While sampling locally grown fresh vegetables and fruits, locals and tourists can also check out prepared foods, baked goods, beer, and art that is made and sold by neighboring residents.
The farmers market attracts a lot of young couples with newborn babies and small children. The environment seems very family-friendly. People bring dogs of all sizes and most seem to enjoy the attention of passersby petting them. There is a vendor who sells small, handmade hanging terrariums filled with succulents. Customers can find everything from herbs, baskets of fresh berries, tamales, jewelry, rotisserie chicken, and bath products here.
Despite being neighbors with the infamous Skid Row, which is known for its tremendously large homeless population, the Arts District seems somewhat secluded and protected.
“About 10 years ago, there were homeless people here who would straight up murder you,” said Tim Severtson, security for Angel City Brewery. Severtson has worked in the Arts District for a little over a year. “It’s much better now.”
Little Tokyo is another neighbor of the Arts District. During World War II, most of the Japanese residents in Little Tokyo were evacuated and put in concentration camps. The neighborhood suffered tremendously because of this but has been rebuilding itself since the 1970s.
Uber serves the downtown community as well as the Arts District. Driving in this neighborhood can be a bit tricky, and most of the parking lots charge a flat fee of $10.
“I live in Glendale so it’s cool to be able to take Uber versus driving,” said Jessica Rios. “My friends and I like to go to the bar around the corner. They have arcade games and pretty cheap drinks. Uber is cool because then we don’t have to worry about drinking and driving. It’s nice to just relax and EightyTwo is pretty unpretentious.”
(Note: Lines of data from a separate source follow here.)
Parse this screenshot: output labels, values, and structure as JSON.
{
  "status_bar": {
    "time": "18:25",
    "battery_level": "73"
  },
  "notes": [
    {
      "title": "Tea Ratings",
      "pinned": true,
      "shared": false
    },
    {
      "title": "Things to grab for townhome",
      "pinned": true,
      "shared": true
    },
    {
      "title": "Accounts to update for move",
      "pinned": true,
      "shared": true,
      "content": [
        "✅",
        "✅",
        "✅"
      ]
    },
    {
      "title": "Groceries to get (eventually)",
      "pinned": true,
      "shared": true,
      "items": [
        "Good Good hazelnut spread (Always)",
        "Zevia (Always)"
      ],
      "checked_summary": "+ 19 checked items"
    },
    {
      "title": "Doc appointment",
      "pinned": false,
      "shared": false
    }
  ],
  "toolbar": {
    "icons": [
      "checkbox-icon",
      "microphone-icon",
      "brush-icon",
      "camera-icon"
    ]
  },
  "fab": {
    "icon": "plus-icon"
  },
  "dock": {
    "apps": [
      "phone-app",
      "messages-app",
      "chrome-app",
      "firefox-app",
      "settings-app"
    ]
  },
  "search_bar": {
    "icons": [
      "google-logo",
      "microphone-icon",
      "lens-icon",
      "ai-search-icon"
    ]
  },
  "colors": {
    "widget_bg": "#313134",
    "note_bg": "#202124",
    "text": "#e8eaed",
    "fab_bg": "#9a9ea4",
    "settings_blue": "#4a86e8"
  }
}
EightyTwo is a popular bar in the area known for arcade games, pinball machines and a cool outdoor patio with a food truck.
The Arts District is also home to Villain’s Tavern, Tony’s Saloon, and Pour Haus Wine Bar.
Bicyclists, tourists, artists, and hipsters stroll down Traction Avenue while some dine at popular cafes or browse small boutiques. There is no shortage of flannel shirts, beards and man-buns.
Often there is a long line outside of Wurstküche. Their menu is mostly limited to sausages, bratwurst and beers on tap. Nearby there is an Urth Caffé, which is mentioned by Zagat as one of the Best People-Watching Restaurants in LA. Church & State features charcuterie plates and popular French dishes while BADMAASH offers Indian gastropub-style fare.
Past the food truck parked outside of Angel City Brewery and past the cartoonish walls of the valet parking lot, the sun is beginning to set.
“It’s fine here,” said Kevin Phelps, a 21-year-old with a skateboard under his arm. “Just watch your surroundings and you’ll be okay.”
Amid the juxtapose of valet parking lots, new buildings mixed with ancient warehouses, graffiti and bright flowers, the Arts District almost feels like its own world. Like Morales said, it’s like being in a bubble.